**** MATERIAL PROVIDED

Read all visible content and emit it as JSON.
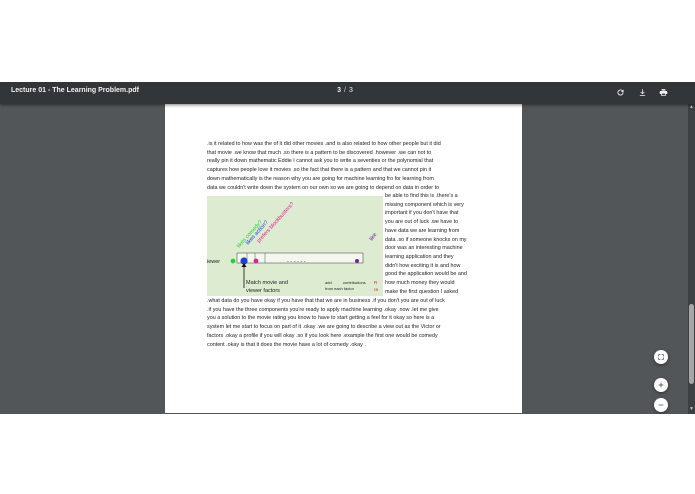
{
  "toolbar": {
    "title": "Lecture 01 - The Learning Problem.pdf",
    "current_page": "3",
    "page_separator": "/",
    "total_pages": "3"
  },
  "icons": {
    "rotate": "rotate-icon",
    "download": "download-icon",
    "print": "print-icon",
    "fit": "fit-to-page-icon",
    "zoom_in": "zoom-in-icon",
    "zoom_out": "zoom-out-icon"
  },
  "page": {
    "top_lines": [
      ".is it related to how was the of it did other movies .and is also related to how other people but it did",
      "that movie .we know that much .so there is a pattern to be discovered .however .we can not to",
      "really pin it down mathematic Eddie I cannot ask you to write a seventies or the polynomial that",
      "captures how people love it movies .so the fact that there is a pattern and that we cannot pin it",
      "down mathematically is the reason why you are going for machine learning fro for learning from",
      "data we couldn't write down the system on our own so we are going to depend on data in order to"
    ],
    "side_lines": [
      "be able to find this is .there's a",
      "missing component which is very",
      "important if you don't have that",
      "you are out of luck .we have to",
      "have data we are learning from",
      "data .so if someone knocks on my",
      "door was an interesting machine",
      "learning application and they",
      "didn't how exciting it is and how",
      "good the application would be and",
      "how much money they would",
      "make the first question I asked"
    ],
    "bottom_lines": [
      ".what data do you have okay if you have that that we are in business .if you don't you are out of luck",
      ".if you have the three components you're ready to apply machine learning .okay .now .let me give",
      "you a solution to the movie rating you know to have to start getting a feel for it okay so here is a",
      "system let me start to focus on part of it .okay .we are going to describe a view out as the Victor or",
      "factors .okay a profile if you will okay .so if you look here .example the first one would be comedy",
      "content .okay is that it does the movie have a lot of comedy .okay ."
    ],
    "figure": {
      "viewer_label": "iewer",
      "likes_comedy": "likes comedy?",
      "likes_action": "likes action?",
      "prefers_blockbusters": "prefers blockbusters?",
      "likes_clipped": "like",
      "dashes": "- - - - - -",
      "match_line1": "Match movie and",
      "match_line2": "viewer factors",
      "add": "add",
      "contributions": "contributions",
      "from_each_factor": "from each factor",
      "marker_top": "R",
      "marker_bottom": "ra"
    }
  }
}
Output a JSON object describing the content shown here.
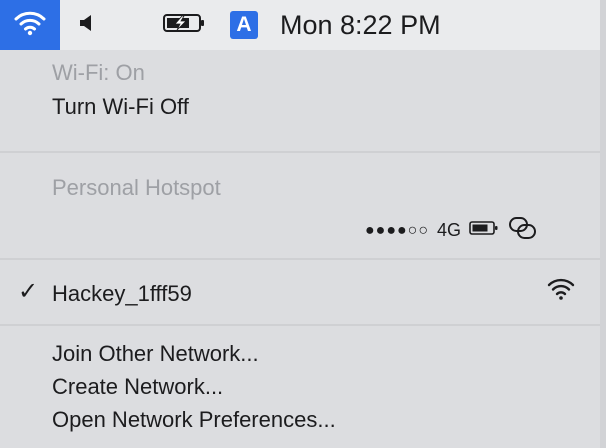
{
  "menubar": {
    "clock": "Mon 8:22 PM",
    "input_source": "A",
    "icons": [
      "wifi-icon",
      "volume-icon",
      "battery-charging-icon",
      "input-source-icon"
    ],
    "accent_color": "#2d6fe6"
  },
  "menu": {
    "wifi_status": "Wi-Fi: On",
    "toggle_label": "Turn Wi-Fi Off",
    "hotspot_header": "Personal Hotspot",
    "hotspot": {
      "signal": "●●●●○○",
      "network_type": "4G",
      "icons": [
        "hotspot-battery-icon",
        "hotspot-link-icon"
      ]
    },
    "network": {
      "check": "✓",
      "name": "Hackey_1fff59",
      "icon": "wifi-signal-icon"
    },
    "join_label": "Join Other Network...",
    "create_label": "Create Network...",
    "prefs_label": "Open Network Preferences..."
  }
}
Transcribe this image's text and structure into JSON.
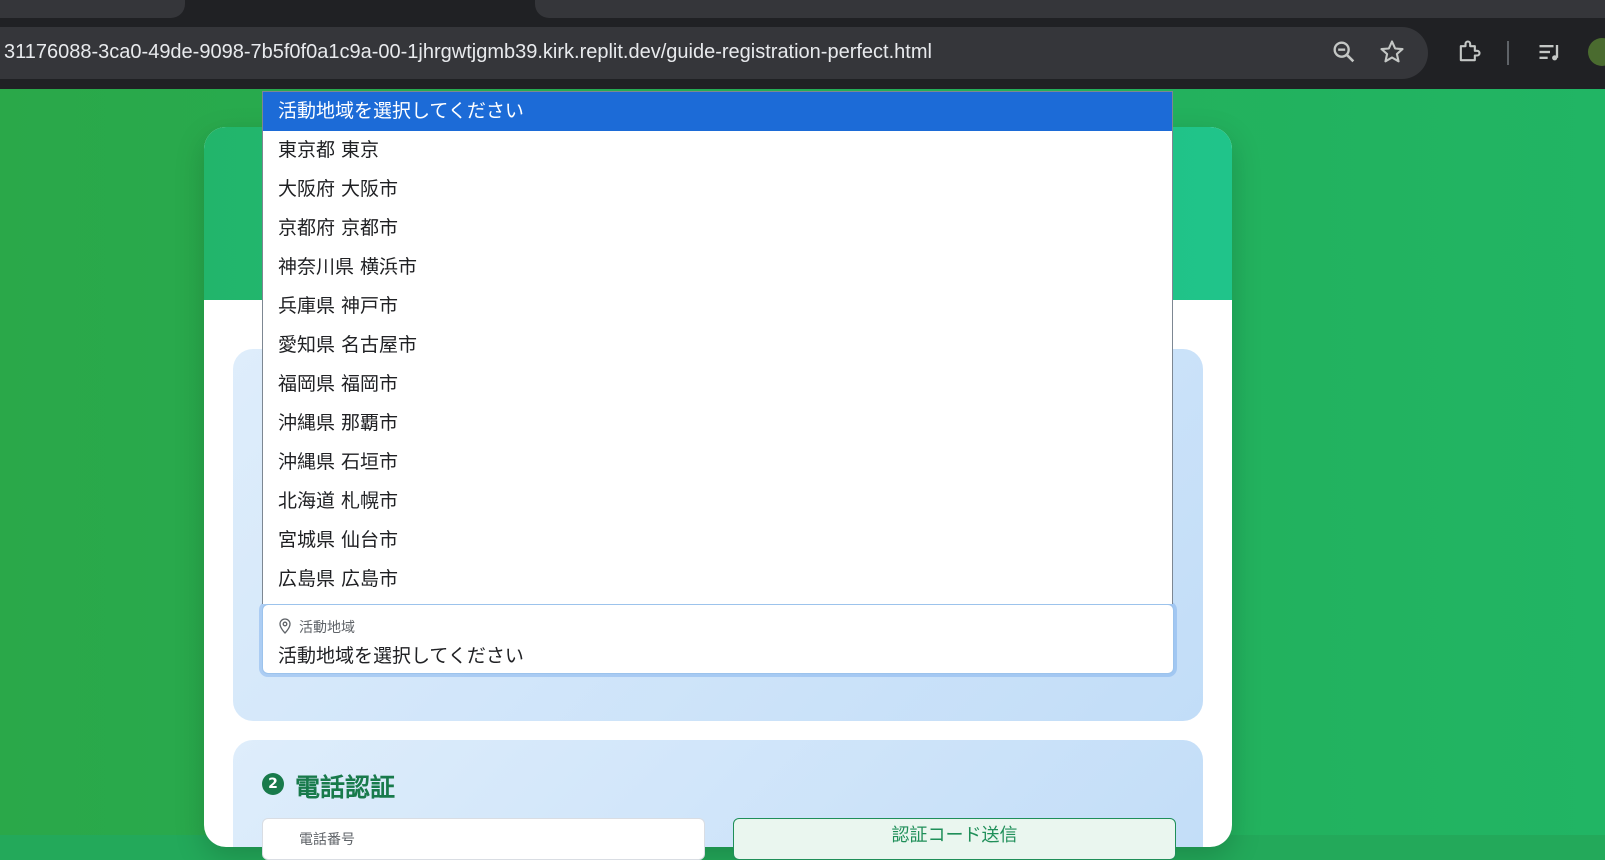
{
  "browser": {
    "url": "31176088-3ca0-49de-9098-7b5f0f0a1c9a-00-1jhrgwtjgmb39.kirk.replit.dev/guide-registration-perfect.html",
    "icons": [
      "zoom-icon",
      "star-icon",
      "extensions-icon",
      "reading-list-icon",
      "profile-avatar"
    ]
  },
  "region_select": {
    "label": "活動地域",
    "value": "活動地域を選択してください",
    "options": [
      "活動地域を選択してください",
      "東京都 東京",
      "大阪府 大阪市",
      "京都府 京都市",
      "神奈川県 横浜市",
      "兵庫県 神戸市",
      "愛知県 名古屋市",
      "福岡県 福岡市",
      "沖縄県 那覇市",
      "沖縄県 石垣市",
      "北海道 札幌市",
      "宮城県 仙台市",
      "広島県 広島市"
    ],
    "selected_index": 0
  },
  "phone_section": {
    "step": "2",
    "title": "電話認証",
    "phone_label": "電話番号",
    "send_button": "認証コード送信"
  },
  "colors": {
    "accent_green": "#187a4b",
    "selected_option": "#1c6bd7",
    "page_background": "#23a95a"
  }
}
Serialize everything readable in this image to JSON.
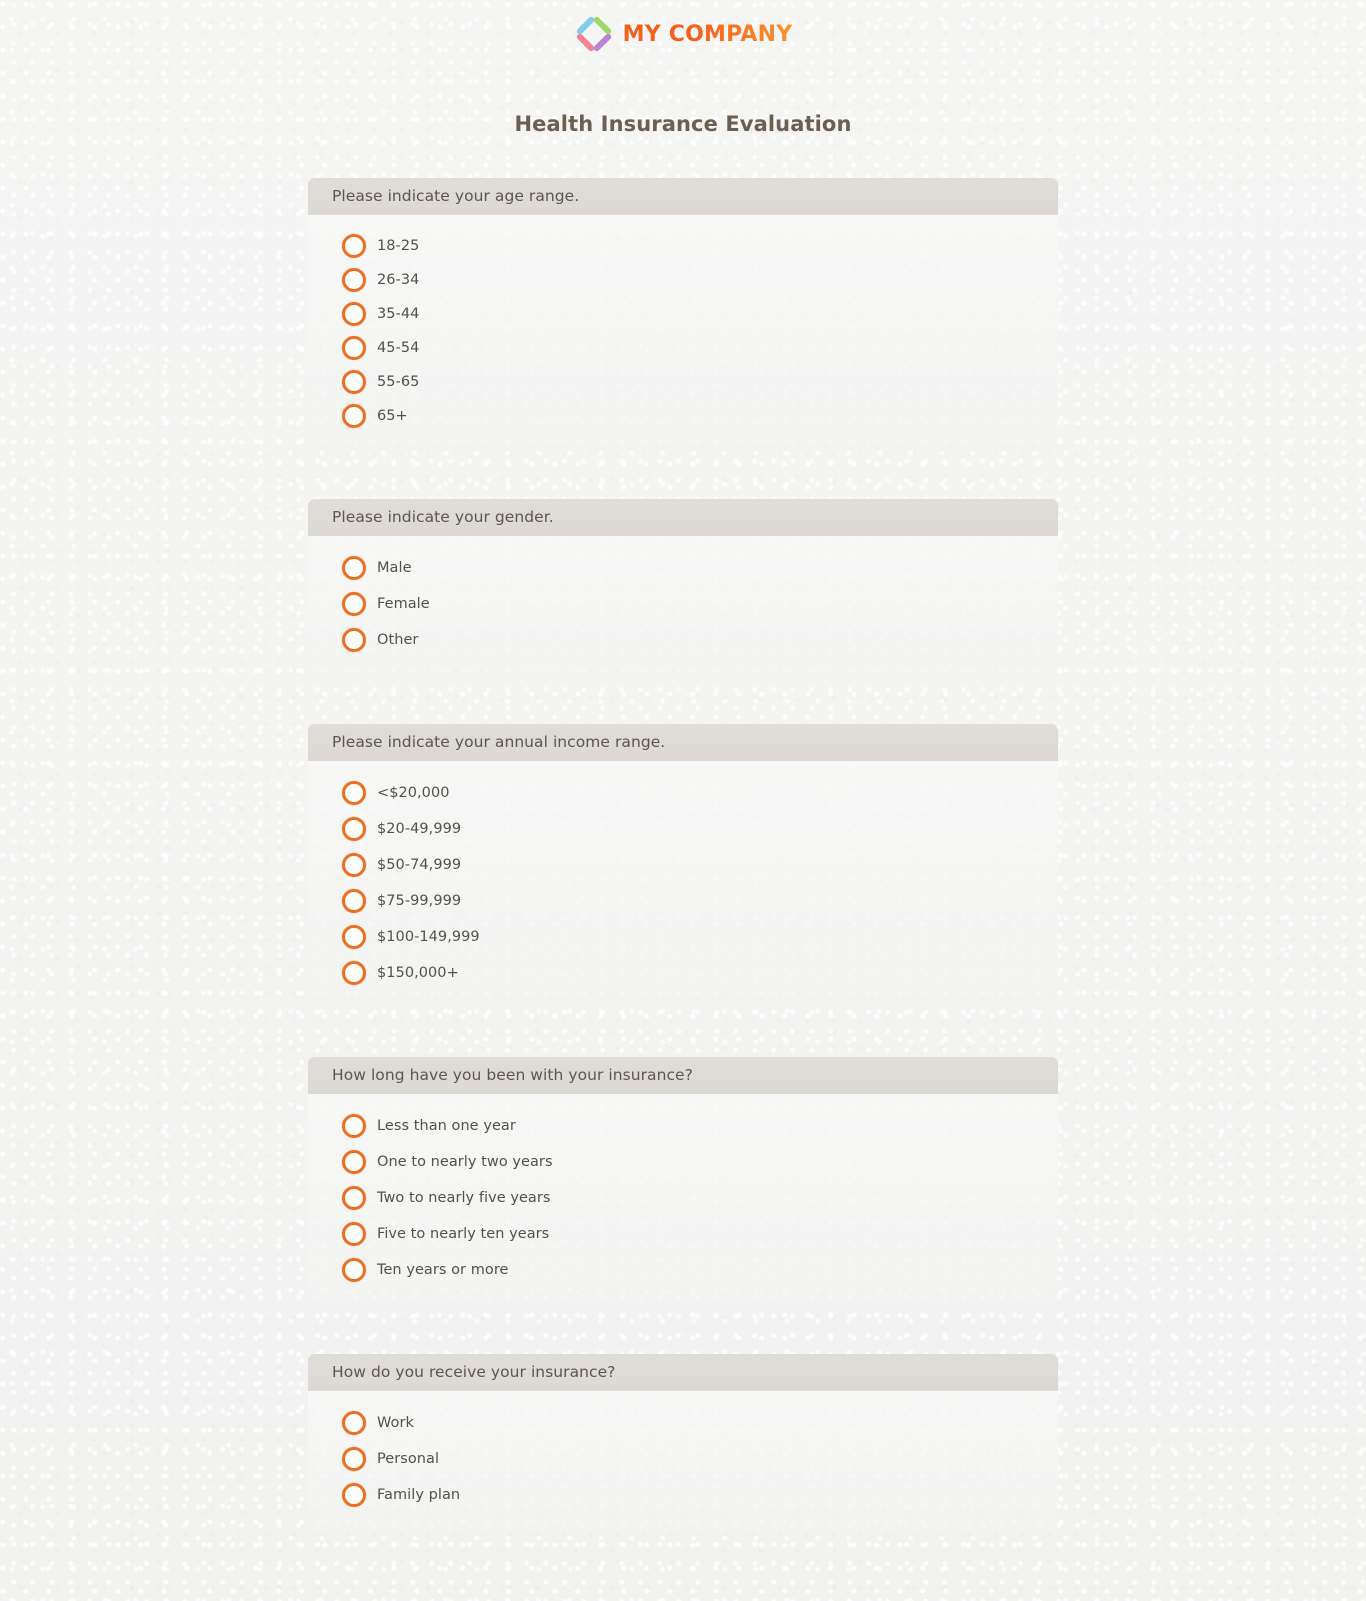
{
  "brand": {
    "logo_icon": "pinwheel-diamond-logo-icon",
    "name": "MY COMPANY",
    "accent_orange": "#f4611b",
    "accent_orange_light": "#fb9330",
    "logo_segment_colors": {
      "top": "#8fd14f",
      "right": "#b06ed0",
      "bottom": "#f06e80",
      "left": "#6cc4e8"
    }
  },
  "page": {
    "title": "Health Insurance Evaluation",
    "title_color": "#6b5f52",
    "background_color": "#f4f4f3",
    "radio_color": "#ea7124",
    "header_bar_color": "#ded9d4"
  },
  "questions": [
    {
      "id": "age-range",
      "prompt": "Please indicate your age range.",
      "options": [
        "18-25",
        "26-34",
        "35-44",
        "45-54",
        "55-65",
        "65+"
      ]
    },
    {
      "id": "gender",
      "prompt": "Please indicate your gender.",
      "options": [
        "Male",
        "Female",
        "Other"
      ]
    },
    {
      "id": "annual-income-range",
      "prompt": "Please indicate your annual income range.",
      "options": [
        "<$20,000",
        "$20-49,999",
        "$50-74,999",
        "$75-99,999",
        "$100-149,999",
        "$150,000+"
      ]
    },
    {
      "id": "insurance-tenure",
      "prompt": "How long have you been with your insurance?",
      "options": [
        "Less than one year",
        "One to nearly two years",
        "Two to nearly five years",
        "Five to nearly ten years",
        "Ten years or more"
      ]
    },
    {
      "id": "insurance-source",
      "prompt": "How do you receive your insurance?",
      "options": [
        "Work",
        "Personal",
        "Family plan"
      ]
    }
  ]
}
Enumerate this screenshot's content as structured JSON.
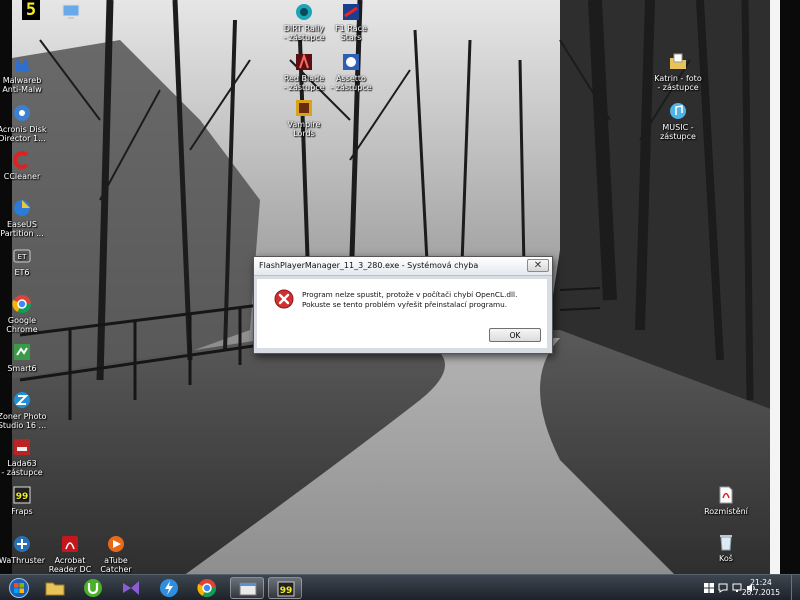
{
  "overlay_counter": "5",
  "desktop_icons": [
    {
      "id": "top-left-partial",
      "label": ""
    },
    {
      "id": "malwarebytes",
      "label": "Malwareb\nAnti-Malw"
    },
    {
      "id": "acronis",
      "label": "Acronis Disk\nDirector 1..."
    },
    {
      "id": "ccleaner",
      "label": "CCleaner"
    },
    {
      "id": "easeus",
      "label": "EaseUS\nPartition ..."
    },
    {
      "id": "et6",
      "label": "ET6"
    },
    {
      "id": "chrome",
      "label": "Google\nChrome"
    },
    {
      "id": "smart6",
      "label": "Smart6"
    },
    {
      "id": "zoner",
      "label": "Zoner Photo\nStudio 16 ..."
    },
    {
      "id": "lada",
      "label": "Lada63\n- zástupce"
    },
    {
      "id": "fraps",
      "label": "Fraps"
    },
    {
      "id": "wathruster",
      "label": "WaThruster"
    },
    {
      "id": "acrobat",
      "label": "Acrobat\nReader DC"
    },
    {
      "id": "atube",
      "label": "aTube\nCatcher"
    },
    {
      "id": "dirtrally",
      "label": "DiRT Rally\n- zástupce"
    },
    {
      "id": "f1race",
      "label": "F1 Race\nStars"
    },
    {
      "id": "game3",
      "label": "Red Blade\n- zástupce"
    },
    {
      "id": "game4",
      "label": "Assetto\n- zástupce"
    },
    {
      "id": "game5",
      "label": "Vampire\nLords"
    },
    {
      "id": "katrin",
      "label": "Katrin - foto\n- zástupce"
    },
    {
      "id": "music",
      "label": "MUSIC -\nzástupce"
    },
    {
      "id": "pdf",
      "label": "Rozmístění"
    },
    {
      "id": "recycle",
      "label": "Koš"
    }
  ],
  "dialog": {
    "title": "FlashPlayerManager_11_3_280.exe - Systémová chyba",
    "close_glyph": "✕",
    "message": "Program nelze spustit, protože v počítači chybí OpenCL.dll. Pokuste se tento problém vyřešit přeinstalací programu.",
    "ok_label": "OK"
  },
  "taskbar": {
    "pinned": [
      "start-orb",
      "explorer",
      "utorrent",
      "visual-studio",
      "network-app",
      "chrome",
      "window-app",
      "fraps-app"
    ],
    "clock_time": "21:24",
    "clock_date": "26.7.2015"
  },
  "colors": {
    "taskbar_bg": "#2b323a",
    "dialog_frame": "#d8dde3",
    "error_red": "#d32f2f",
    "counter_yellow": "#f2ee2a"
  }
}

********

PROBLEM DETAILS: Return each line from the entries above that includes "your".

RESPONSE AREA:
      "prompt": "Please indicate your age range.",
      "prompt": "Please indicate your gender.",
      "prompt": "Please indicate your annual income range.",
      "prompt": "How long have you been with your insurance?",
      "prompt": "How do you receive your insurance?",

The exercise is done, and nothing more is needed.